The ultimate day out for any bus and train enthusiast (commuters aside) is to hop on the rail service from St Albans to St Pancras, pick up the Piccadilly Line to Covent Garden and spend a couple of hours exploring the wonders of the London Transport Museum housed in a former Victorian flower market in Covent Garden.
Newly reopened after a two year £22 million refurbishment, the museum's interactive galleries tell the story of London's changing transport systems and the people who travelled and worked on them during the last 200 years.
Entering through the dazzling World Cities gallery, you ascend in a lift that time-travels you back to the 19th century.
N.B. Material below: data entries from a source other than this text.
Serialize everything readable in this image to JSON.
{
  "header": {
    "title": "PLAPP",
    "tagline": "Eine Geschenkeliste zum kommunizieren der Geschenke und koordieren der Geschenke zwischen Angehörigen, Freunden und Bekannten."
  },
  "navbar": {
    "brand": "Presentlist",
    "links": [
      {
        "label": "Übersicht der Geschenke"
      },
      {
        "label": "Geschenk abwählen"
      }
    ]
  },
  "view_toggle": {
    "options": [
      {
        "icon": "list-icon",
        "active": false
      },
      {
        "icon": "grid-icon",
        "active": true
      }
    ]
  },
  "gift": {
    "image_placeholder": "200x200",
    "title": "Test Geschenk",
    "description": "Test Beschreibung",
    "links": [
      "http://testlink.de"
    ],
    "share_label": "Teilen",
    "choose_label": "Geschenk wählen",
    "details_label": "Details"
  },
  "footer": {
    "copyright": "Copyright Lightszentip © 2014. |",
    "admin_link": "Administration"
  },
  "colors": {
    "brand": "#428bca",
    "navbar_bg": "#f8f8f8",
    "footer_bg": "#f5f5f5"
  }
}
From Victorian omnibuses, trams and the early steam-powered Metropolitan Line, you journey through three fascinating and fun-packed floors charting the development of electric underground trains, the growth of 'Metroland', the popularity contest between buses and trams, the importance of London Transport during two World Wars and the way in which iconic designs of artwork and vehicles have become part of our heritage before returning to the present to contemplate the future of public transport.
- the innovative design gallery showcasing the much loved maps, signs and posters
- the fascinating details of what the world''s first underground railway entailed
- the unexpected… we encountered a 'fluffer' (track cleaner) – one of the museum's actors that brings exhibits to life
- for adults – all the nostalgia of the wood-panelled tube carriage from the 70s and the routemasters we used to hop on and off before trendy bendy buses arrived
- for children – lots of interactive displays, a gallery trail (with stamps to collect), the chance to dress up and drive a bus or tube train, a compact but fun play area for the under-6's and special activities during school holidays
- free entry for children and reasonable prices (£10 for 2 sandwiches, 2 coffees and a muffin when we visited – although we bought these from the self-service picnic area on the ground floor - the Upper Deck café is table service and more expensive).